[Given data — start]

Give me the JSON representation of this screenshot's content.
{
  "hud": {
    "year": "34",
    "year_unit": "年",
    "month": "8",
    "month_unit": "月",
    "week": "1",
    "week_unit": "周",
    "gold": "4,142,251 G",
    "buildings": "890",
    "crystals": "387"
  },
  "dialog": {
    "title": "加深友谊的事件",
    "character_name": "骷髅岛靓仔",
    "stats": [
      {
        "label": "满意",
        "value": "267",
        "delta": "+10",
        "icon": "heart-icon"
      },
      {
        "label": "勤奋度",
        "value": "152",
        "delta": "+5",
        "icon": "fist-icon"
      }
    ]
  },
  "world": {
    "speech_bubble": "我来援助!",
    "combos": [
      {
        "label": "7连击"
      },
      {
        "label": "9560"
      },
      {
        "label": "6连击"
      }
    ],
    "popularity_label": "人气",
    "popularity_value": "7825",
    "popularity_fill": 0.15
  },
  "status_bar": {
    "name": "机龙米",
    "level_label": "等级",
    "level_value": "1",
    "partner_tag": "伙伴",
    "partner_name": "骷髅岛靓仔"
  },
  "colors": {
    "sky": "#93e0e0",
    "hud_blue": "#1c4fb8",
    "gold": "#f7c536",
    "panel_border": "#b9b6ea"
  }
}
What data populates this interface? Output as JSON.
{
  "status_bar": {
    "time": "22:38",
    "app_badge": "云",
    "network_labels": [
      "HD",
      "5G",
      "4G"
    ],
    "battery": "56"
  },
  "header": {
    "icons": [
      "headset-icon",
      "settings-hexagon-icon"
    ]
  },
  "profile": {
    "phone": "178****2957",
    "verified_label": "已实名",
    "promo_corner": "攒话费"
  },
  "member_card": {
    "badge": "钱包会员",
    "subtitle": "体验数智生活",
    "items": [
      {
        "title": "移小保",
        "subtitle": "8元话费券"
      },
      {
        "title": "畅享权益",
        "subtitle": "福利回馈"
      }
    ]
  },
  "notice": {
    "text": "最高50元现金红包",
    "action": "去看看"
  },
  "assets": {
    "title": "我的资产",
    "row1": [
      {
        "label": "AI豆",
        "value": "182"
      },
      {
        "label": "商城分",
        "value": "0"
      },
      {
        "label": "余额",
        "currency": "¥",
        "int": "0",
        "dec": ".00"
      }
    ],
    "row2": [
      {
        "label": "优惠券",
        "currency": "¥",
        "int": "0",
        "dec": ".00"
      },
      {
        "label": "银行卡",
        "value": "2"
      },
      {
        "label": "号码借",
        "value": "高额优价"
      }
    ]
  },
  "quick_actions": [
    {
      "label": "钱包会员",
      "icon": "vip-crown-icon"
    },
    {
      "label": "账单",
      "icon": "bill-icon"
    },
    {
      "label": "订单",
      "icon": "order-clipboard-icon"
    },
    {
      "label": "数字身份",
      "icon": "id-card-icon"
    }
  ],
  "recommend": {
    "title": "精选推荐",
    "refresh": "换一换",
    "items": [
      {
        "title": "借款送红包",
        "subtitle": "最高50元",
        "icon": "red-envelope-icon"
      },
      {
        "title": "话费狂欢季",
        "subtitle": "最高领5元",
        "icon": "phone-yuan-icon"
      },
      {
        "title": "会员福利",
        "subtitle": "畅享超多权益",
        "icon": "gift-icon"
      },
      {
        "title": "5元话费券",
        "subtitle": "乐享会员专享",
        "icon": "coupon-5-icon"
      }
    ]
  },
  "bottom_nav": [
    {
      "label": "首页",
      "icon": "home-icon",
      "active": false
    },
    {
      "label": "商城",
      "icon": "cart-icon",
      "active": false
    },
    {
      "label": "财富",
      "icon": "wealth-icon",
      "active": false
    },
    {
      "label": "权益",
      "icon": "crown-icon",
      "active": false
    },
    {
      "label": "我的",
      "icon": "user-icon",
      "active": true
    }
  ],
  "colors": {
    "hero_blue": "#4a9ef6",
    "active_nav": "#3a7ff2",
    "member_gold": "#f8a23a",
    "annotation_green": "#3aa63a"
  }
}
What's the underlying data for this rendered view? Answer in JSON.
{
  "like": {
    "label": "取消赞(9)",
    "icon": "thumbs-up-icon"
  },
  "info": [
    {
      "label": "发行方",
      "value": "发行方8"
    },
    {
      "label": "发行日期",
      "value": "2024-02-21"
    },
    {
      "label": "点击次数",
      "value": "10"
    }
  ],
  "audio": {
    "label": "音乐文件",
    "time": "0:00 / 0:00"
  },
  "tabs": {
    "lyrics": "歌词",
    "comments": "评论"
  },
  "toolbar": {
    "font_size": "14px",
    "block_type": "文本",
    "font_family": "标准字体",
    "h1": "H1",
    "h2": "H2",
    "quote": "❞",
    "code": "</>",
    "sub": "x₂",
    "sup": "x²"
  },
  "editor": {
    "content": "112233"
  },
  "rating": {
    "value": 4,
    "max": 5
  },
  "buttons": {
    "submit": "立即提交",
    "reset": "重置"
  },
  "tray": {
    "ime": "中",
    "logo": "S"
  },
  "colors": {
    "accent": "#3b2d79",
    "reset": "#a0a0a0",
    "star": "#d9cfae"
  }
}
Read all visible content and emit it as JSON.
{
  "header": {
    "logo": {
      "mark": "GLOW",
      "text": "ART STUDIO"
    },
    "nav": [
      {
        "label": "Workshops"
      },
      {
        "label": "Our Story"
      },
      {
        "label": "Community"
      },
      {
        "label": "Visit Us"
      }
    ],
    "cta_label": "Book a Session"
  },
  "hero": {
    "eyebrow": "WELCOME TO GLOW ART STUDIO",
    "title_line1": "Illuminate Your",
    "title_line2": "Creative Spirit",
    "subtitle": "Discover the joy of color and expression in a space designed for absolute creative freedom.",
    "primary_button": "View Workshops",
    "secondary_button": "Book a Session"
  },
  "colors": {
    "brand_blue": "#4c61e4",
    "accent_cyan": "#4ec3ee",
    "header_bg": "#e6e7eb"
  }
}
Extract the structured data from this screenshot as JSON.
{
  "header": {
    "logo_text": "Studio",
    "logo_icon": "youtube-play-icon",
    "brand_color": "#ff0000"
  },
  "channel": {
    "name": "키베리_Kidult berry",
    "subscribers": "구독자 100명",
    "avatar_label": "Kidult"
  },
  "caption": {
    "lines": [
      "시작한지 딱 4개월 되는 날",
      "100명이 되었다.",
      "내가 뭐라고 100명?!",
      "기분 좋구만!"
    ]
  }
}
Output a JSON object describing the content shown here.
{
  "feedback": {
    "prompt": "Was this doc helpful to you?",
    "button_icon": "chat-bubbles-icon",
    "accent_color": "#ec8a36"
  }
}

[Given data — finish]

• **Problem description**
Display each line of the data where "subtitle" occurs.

• **Response for this exercise**
    "subtitle": "体验数智生活",
        "subtitle": "8元话费券"
        "subtitle": "福利回馈"
        "subtitle": "最高50元",
        "subtitle": "最高领5元",
        "subtitle": "畅享超多权益",
        "subtitle": "乐享会员专享",
    "subtitle": "Discover the joy of color and expression in a space designed for absolute creative freedom.",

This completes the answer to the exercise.